DIRECTIONS FOR THIS TASK:
Your response should reproduce every line of the entries that contains the word "view".

GIVEN RECORDS:
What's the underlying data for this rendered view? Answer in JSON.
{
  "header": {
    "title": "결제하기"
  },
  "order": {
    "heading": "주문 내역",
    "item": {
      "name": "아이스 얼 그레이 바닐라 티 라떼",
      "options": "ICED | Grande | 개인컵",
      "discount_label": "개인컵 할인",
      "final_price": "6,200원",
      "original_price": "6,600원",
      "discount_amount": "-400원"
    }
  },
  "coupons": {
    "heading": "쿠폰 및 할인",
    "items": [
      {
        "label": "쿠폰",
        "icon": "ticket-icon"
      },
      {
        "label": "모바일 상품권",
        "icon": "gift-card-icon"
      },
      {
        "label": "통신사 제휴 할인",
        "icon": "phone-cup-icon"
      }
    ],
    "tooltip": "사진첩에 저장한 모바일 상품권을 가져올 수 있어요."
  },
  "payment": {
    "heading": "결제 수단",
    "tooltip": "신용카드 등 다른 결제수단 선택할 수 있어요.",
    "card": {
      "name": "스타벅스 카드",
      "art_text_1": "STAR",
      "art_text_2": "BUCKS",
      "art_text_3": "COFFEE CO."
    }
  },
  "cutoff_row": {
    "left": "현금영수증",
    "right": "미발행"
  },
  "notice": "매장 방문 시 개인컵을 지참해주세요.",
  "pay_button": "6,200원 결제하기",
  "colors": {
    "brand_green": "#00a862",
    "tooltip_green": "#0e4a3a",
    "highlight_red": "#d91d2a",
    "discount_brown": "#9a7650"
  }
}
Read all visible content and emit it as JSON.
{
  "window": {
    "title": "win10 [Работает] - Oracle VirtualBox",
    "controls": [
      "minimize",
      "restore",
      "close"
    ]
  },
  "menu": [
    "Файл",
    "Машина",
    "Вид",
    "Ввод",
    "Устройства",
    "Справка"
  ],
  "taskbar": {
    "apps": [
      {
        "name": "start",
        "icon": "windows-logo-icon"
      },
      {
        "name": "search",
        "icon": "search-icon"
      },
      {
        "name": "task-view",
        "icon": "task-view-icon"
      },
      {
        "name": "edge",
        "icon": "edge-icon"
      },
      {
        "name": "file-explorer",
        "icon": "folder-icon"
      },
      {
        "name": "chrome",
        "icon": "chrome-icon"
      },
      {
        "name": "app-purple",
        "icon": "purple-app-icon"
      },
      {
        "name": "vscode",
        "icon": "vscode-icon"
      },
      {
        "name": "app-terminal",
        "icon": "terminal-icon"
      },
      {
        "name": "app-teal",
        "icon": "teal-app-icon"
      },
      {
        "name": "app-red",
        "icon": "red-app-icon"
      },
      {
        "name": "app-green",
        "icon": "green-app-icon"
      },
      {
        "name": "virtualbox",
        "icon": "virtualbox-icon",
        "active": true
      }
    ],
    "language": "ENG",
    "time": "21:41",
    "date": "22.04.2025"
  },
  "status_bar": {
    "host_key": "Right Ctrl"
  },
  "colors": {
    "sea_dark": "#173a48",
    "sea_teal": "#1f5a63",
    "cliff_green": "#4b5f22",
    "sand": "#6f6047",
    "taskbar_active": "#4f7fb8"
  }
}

FINAL ANSWER:
What's the underlying data for this rendered view? Answer in JSON.
        "name": "task-view",
        "icon": "task-view-icon"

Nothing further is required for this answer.